According to the laws of Canada, a Canadian whisky must be mashed, distilled and aged in Canada. To improve marketability, it may contain caramel (as may Scotch whisky) and flavoring, in addition to the distilled mash spirits. Thus, much of the spirits used in making a Canadian whisky, prior to aging, may have less grain-derived flavor than typical single malts or U.S. “straight” whiskeys. As with Scotch and Irish whiskey, the alcohol content of the spirits used may exceed 90%. All spirits used in making a Canadian whisky must be aged for at least three years in wooden barrels of not greater than 700 L capacity. The final whisky must contain at least 40 percent alcohol by volume. As with Scotch and most other whiskies, the barrel used for aging may be new or re-used and may be toasted, charred or left raw.
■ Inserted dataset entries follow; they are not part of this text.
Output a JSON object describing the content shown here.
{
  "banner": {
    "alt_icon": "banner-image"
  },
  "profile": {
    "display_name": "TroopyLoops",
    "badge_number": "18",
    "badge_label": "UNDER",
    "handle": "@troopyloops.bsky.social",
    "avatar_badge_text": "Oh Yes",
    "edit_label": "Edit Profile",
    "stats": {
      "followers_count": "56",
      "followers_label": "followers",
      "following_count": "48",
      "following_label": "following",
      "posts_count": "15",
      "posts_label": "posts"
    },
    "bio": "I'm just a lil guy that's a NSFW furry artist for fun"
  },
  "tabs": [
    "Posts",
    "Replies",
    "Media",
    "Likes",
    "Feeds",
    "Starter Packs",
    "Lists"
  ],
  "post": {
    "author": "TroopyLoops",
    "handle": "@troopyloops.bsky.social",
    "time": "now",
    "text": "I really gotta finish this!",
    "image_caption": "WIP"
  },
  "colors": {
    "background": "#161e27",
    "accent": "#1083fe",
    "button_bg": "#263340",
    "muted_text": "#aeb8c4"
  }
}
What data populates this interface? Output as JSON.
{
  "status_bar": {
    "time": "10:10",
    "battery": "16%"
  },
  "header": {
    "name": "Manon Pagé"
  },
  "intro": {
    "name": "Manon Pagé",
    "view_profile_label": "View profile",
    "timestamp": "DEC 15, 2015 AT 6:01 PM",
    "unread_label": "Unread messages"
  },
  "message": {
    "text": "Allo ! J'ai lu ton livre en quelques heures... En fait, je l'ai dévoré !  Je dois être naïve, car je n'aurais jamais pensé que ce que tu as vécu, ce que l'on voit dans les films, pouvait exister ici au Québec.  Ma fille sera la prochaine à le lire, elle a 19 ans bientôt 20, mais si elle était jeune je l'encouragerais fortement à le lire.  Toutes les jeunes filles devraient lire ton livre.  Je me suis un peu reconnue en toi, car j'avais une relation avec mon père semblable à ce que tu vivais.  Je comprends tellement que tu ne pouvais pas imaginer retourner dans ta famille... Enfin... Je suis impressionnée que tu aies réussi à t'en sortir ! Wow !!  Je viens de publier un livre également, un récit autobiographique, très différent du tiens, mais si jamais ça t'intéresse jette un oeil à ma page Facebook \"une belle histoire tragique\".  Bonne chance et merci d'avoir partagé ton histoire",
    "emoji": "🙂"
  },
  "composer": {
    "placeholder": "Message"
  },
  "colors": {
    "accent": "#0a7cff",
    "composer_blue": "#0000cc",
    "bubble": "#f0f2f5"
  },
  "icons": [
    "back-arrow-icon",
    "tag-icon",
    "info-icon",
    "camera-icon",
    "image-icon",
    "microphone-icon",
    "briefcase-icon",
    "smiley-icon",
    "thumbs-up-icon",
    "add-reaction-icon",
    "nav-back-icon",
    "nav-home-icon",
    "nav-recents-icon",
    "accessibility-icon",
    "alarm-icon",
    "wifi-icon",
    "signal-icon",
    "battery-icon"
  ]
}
Historically, in Canada, whisky that had some rye grain added to the mash bill to give it more flavor came to be called “rye”.

Although many Canadian whiskies are still labelled as “rye”, the modern mash bill for a Canadian “rye” whisky often contains little or no rye grain, and their flavor is derived in other ways (such as flavor development from the aging process, blending with stronger-tasting Canadian whiskies, and the addition of flavorings).

We Recommend:

Forty Creek Barrel Select

Distilled in small batches in two pot stills, this spirit derives its complexity from several sources: the fruity-spicy rye spirit that ages in very lightly toasted casks, the nutty barley spirit from casks with a medium level of toasting, and the rich sweet corn spirit from the very heavily charred casks. The final touch is given to the blend in sherry casks, which give it plenty of sweet fruitiness and aromas of honey, nuts, spices, and roasted notes.


Canadian Club Sherry Cask

The nose is fairly subtle and sweet, with obvious sherry unfluence. Hints of beeswax, brown sugar, and spice. Light-bodied, with the characteristic tang of Canadian blended whisky but also the spice, orange peel, and chocolate notes of a good sherry cask. A distinctive effort.


Crown Royal Reserve

Sweet, appealing, very full bodied and spicy, thanks to the addition of rye. Aroma of fruits, woods, spearmint, honey and sherry. The original “deluxe” has become quite sweet and more of a mixing whisky, but the Reserve is still quite worthy to be called a sipper.